What to produce → In the data below, find each line carrying the string "خيره" and copy it out.

········

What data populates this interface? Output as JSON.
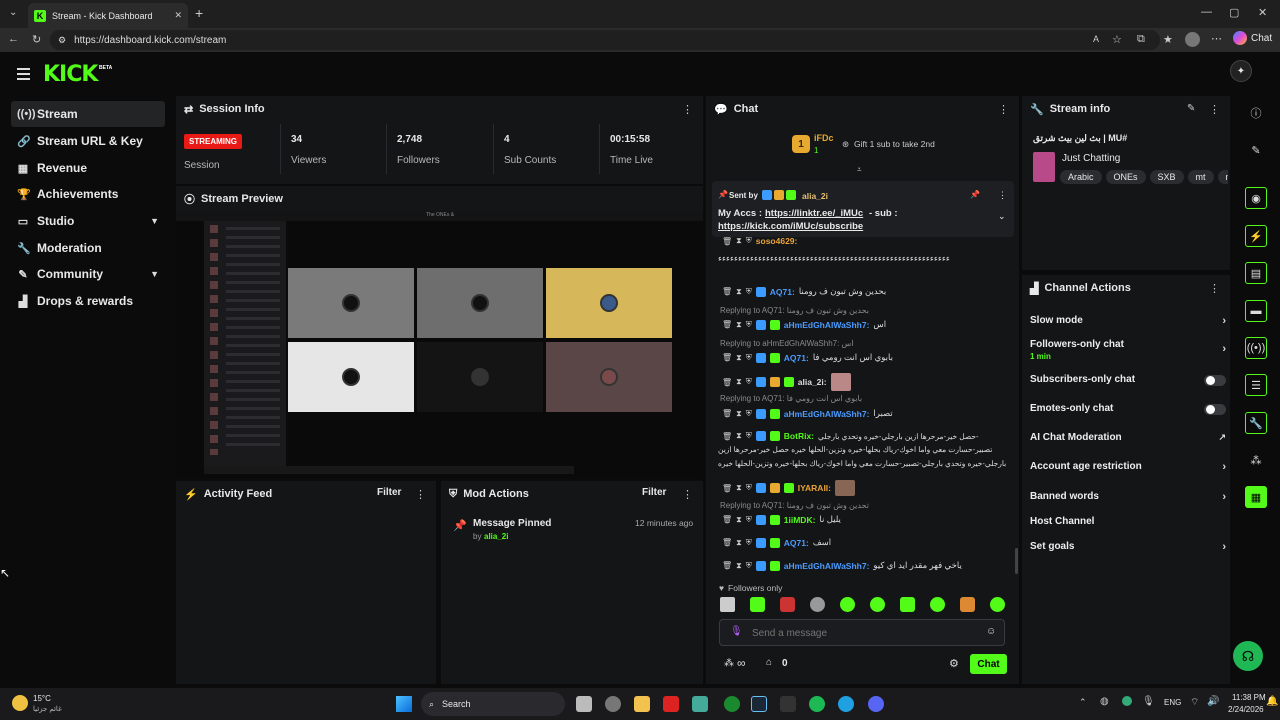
{
  "browser": {
    "tab_title": "Stream - Kick Dashboard",
    "url": "https://dashboard.kick.com/stream",
    "chat_button": "Chat"
  },
  "app": {
    "logo": "KICK",
    "beta": "BETA"
  },
  "sidebar": {
    "items": [
      {
        "label": "Stream",
        "icon": "stream-icon"
      },
      {
        "label": "Stream URL & Key",
        "icon": "link-icon"
      },
      {
        "label": "Revenue",
        "icon": "revenue-icon"
      },
      {
        "label": "Achievements",
        "icon": "trophy-icon"
      },
      {
        "label": "Studio",
        "icon": "studio-icon"
      },
      {
        "label": "Moderation",
        "icon": "wrench-icon"
      },
      {
        "label": "Community",
        "icon": "community-icon"
      },
      {
        "label": "Drops & rewards",
        "icon": "drops-icon"
      }
    ]
  },
  "session": {
    "title": "Session Info",
    "status": "STREAMING",
    "status_label": "Session",
    "stats": [
      {
        "value": "34",
        "label": "Viewers"
      },
      {
        "value": "2,748",
        "label": "Followers"
      },
      {
        "value": "4",
        "label": "Sub Counts"
      },
      {
        "value": "00:15:58",
        "label": "Time Live"
      }
    ]
  },
  "preview": {
    "title": "Stream Preview",
    "window_title": "The ONEs &"
  },
  "activity": {
    "title": "Activity Feed",
    "filter": "Filter"
  },
  "mod": {
    "title": "Mod Actions",
    "filter": "Filter",
    "entry_title": "Message Pinned",
    "entry_by": "by",
    "entry_user": "alia_2i",
    "entry_time": "12 minutes ago"
  },
  "chat": {
    "title": "Chat",
    "top_gifter": "iFDc",
    "top_gifter_rank": "1",
    "top_gifter_count": "1",
    "gift_text": "Gift 1 sub to take 2nd",
    "pinned_sent_by": "Sent by",
    "pinned_user": "alia_2i",
    "pinned_text": "My Accs :",
    "pinned_link1": "https://linktr.ee/_iMUc",
    "pinned_sub": "- sub :",
    "pinned_link2": "https://kick.com/iMUc/subscribe",
    "messages": [
      {
        "user": "soso4629:",
        "text": "",
        "color": "#e8a33a"
      },
      {
        "user": "",
        "text": "ﺀﺀﺀﺀﺀﺀﺀﺀﺀﺀﺀﺀﺀﺀﺀﺀﺀﺀﺀﺀﺀﺀﺀﺀﺀﺀﺀﺀﺀﺀﺀﺀﺀﺀﺀﺀﺀﺀﺀﺀﺀﺀﺀﺀﺀﺀﺀﺀﺀﺀﺀﺀﺀﺀﺀﺀﺀﺀ",
        "color": "#ddd"
      },
      {
        "user": "AQ71:",
        "text": "بحدين وش تبون ف رومنا",
        "color": "#4a9cff"
      },
      {
        "user": "aHmEdGhAlWaShh7:",
        "text": "اس",
        "color": "#4a9cff"
      },
      {
        "user": "AQ71:",
        "text": "بابوي اس انت رومي فا",
        "color": "#4a9cff"
      },
      {
        "user": "alia_2i:",
        "text": "",
        "color": "#ddd"
      },
      {
        "user": "aHmEdGhAlWaShh7:",
        "text": "تصبرا",
        "color": "#4a9cff"
      },
      {
        "user": "BotRix:",
        "text": "حصل خير-مرحرها ازين بارجلي-خيره وتحدي بارجلي-",
        "color": "#53fc18"
      },
      {
        "user": "",
        "text": "تصبير-حسارت معي واما اخوك-رياك بحلها-خيره وتزين-الحلها خيره حصل خير-مرحرها ازين",
        "color": "#ddd"
      },
      {
        "user": "",
        "text": "بارجلي-خيره وتحدي بارجلي-تصبير-حسارت معي واما اخوك-رياك بحلها-خيره وتزين-الحلها خيره",
        "color": "#ddd"
      },
      {
        "user": "IYARAII:",
        "text": "",
        "color": "#e8a33a"
      },
      {
        "user": "1iiMDK:",
        "text": "يليل نا",
        "color": "#53fc18"
      },
      {
        "user": "AQ71:",
        "text": "اسف",
        "color": "#4a9cff"
      },
      {
        "user": "aHmEdGhAlWaShh7:",
        "text": "ياخي فهر مقدر ايد اي كيو",
        "color": "#4a9cff"
      }
    ],
    "replies": [
      {
        "text": "Replying to AQ71: بحدين وش تبون ف رومنا"
      },
      {
        "text": "Replying to aHmEdGhAlWaShh7: اس"
      },
      {
        "text": "Replying to AQ71: بابوي اس انت رومي فا"
      },
      {
        "text": "Replying to AQ71: تحدين وش تبون ف رومنا"
      }
    ],
    "followers_only": "Followers only",
    "input_placeholder": "Send a message",
    "points": "0",
    "send": "Chat"
  },
  "stream_info": {
    "title": "Stream info",
    "stream_title": "بث لين بيث شرتق | MU#",
    "category": "Just Chatting",
    "tags": [
      "Arabic",
      "ONEs",
      "SXB",
      "mt",
      "m"
    ]
  },
  "channel_actions": {
    "title": "Channel Actions",
    "items": [
      {
        "label": "Slow mode",
        "type": "chevron"
      },
      {
        "label": "Followers-only chat",
        "sub": "1 min",
        "type": "chevron"
      },
      {
        "label": "Subscribers-only chat",
        "type": "toggle"
      },
      {
        "label": "Emotes-only chat",
        "type": "toggle"
      },
      {
        "label": "AI Chat Moderation",
        "type": "external"
      },
      {
        "label": "Account age restriction",
        "type": "chevron"
      },
      {
        "label": "Banned words",
        "type": "chevron"
      },
      {
        "label": "Host Channel",
        "type": "none"
      },
      {
        "label": "Set goals",
        "type": "chevron"
      }
    ]
  },
  "taskbar": {
    "weather_temp": "15°C",
    "weather_text": "غائم جزئيا",
    "search": "Search",
    "lang": "ENG",
    "time": "11:38 PM",
    "date": "2/24/2026"
  },
  "colors": {
    "accent": "#53fc18",
    "live": "#e91916",
    "panel": "#141517"
  }
}
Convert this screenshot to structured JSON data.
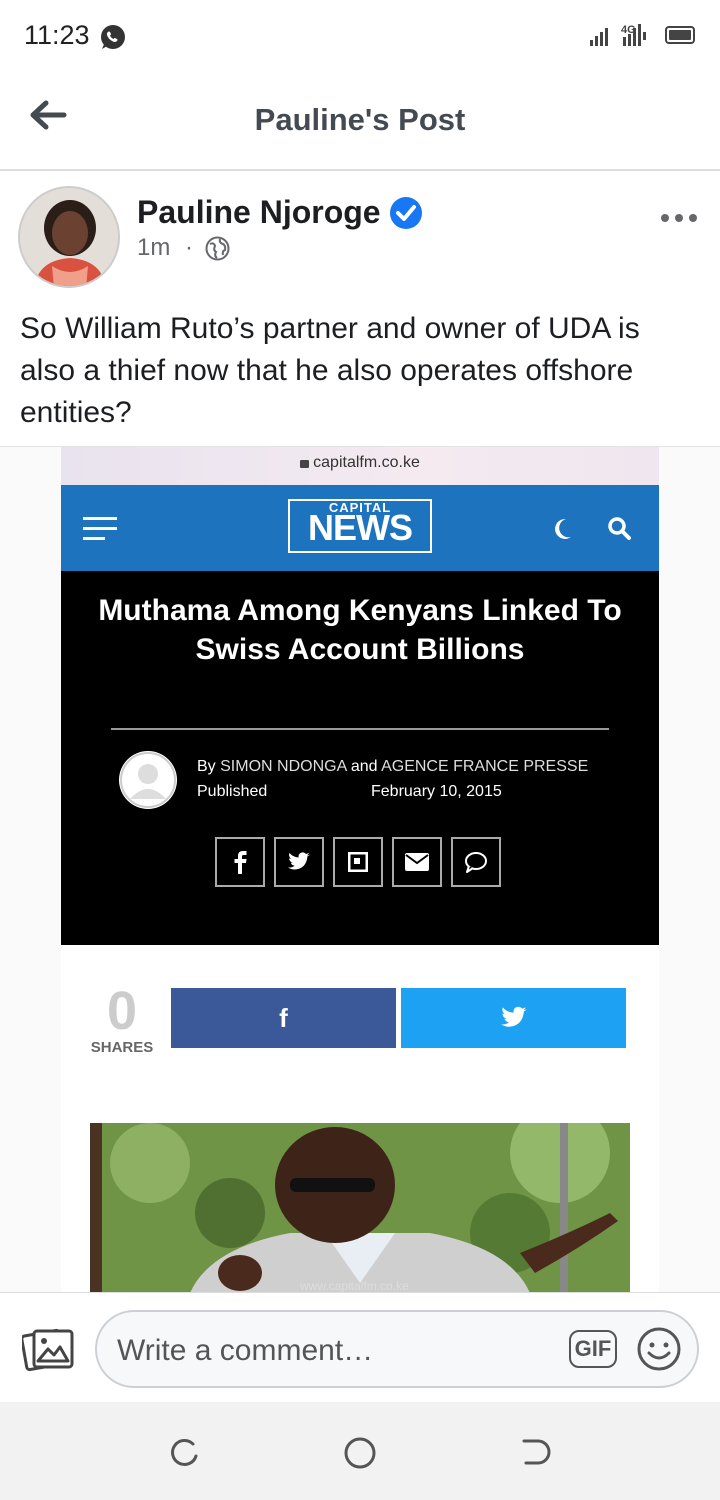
{
  "status_bar": {
    "time": "11:23",
    "network": "4G"
  },
  "header": {
    "title": "Pauline's Post"
  },
  "post": {
    "author": "Pauline Njoroge",
    "time": "1m",
    "separator": "·",
    "text": "So William Ruto’s partner and owner of UDA is also a thief now that he also operates offshore entities?"
  },
  "embed": {
    "url": "capitalfm.co.ke",
    "logo_top": "CAPITAL",
    "logo_main": "NEWS",
    "headline": "Muthama Among Kenyans Linked To Swiss Account Billions",
    "byline_by": "By",
    "byline_author1": "SIMON NDONGA",
    "byline_and": "and",
    "byline_author2": "AGENCE FRANCE PRESSE",
    "published_label": "Published",
    "date": "February 10, 2015",
    "share_count": "0",
    "shares_label": "SHARES",
    "fb_label": "f",
    "watermark": "www.capitalfm.co.ke"
  },
  "comment": {
    "placeholder": "Write a comment…",
    "gif_label": "GIF"
  },
  "colors": {
    "brand_blue": "#1e73be",
    "verified": "#1877f2",
    "facebook": "#3b5998",
    "twitter": "#1da1f2"
  }
}
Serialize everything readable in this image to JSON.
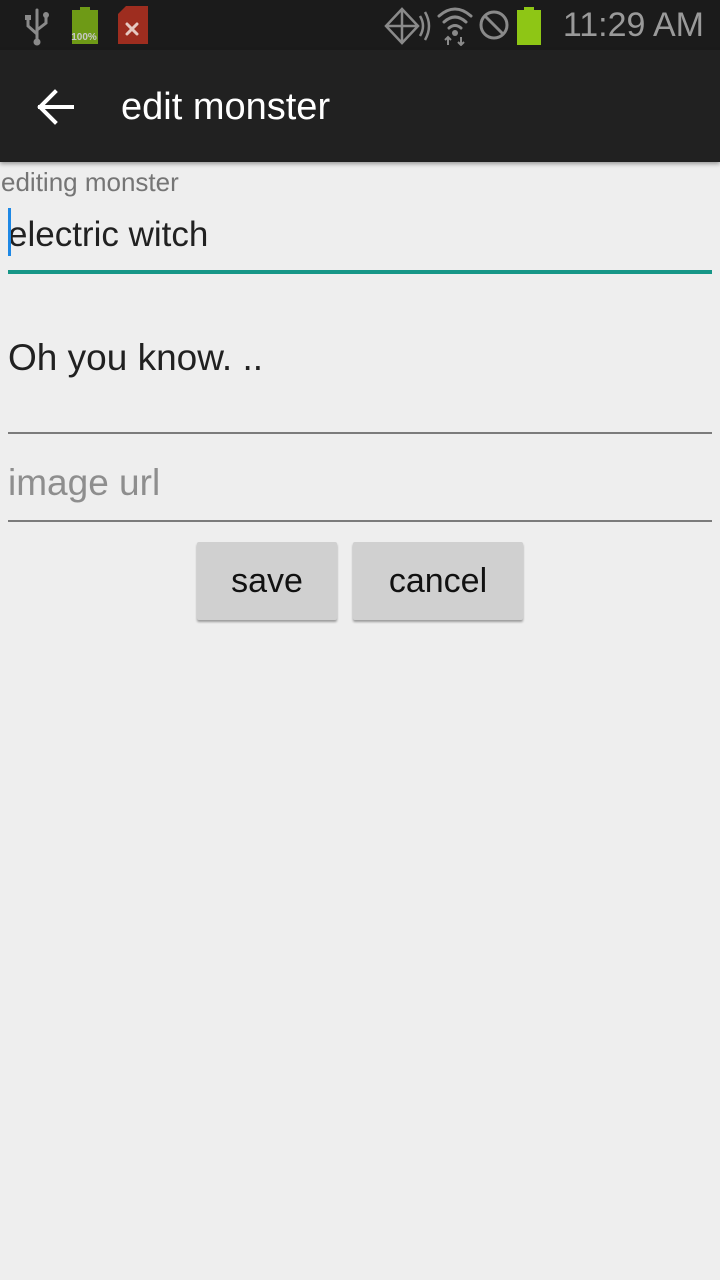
{
  "status_bar": {
    "time": "11:29 AM",
    "battery_percent_label": "100%",
    "icons": [
      "usb-icon",
      "battery-full-icon",
      "storage-error-icon",
      "nfc-icon",
      "wifi-icon",
      "do-not-disturb-icon",
      "battery-icon"
    ],
    "battery_color": "#8ec615",
    "error_icon_color": "#b3301f"
  },
  "app_bar": {
    "title": "edit monster",
    "back_icon": "arrow-back-icon"
  },
  "form": {
    "name_label": "editing monster",
    "name_value": "electric witch",
    "description_value": "Oh you know. ..",
    "image_url_value": "",
    "image_url_placeholder": "image url"
  },
  "buttons": {
    "save_label": "save",
    "cancel_label": "cancel"
  },
  "colors": {
    "accent_underline": "#169687",
    "cursor": "#1e88e5",
    "app_bar_bg": "#212121",
    "background": "#eeeeee"
  }
}
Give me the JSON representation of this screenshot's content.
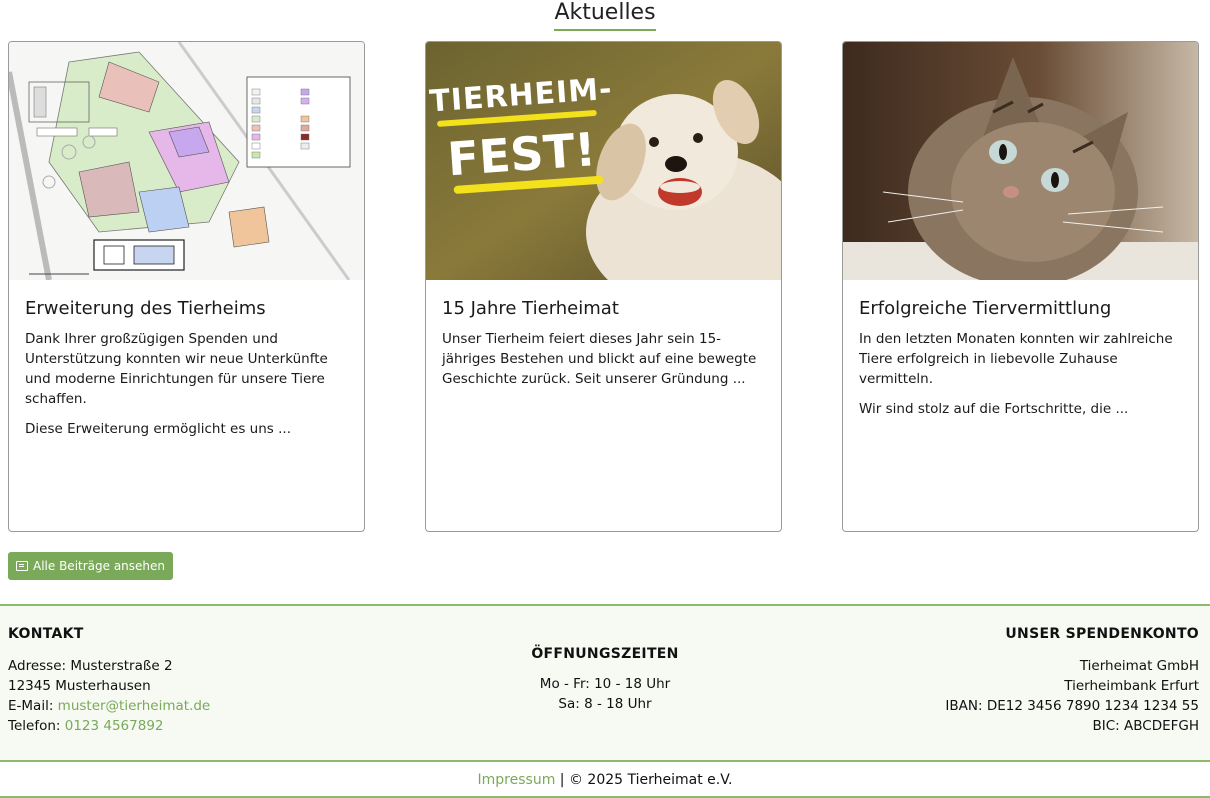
{
  "section": {
    "title": "Aktuelles"
  },
  "cards": [
    {
      "title": "Erweiterung des Tierheims",
      "paragraphs": [
        "Dank Ihrer großzügigen Spenden und Unterstützung konnten wir neue Unterkünfte und moderne Einrichtungen für unsere Tiere schaffen.",
        "Diese Erweiterung ermöglicht es uns ..."
      ],
      "image": "site-plan"
    },
    {
      "title": "15 Jahre Tierheimat",
      "paragraphs": [
        "Unser Tierheim feiert dieses Jahr sein 15-jähriges Bestehen und blickt auf eine bewegte Geschichte zurück. Seit unserer Gründung ..."
      ],
      "image": "puppy-fest",
      "image_text": {
        "line1": "TIERHEIM-",
        "line2": "FEST!"
      }
    },
    {
      "title": "Erfolgreiche Tiervermittlung",
      "paragraphs": [
        "In den letzten Monaten konnten wir zahlreiche Tiere erfolgreich in liebevolle Zuhause vermitteln.",
        "Wir sind stolz auf die Fortschritte, die ..."
      ],
      "image": "cat-photo"
    }
  ],
  "button": {
    "label": "Alle Beiträge ansehen",
    "icon": "newspaper-icon"
  },
  "footer": {
    "contact": {
      "heading": "KONTAKT",
      "address1": "Adresse: Musterstraße 2",
      "address2": "12345 Musterhausen",
      "email_label": "E-Mail: ",
      "email": "muster@tierheimat.de",
      "phone_label": "Telefon: ",
      "phone": "0123 4567892"
    },
    "hours": {
      "heading": "ÖFFNUNGSZEITEN",
      "weekday": "Mo - Fr: 10 - 18 Uhr",
      "saturday": "Sa: 8 - 18 Uhr"
    },
    "donation": {
      "heading": "UNSER SPENDENKONTO",
      "name": "Tierheimat GmbH",
      "bank": "Tierheimbank Erfurt",
      "iban": "IBAN: DE12 3456 7890 1234 1234 55",
      "bic": "BIC: ABCDEFGH"
    }
  },
  "bottom": {
    "impressum": "Impressum",
    "copyright": " | © 2025 Tierheimat e.V."
  },
  "colors": {
    "accent": "#7aa95a",
    "border": "#8cbb6b"
  }
}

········

Expected answer →
        "text": "حصل خير-مرحرها ازين بارجلي-خيره وتحدي بارجلي-",
        "text": "تصبير-حسارت معي واما اخوك-رياك بحلها-خيره وتزين-الحلها خيره حصل خير-مرحرها ازين",
        "text": "بارجلي-خيره وتحدي بارجلي-تصبير-حسارت معي واما اخوك-رياك بحلها-خيره وتزين-الحلها خيره",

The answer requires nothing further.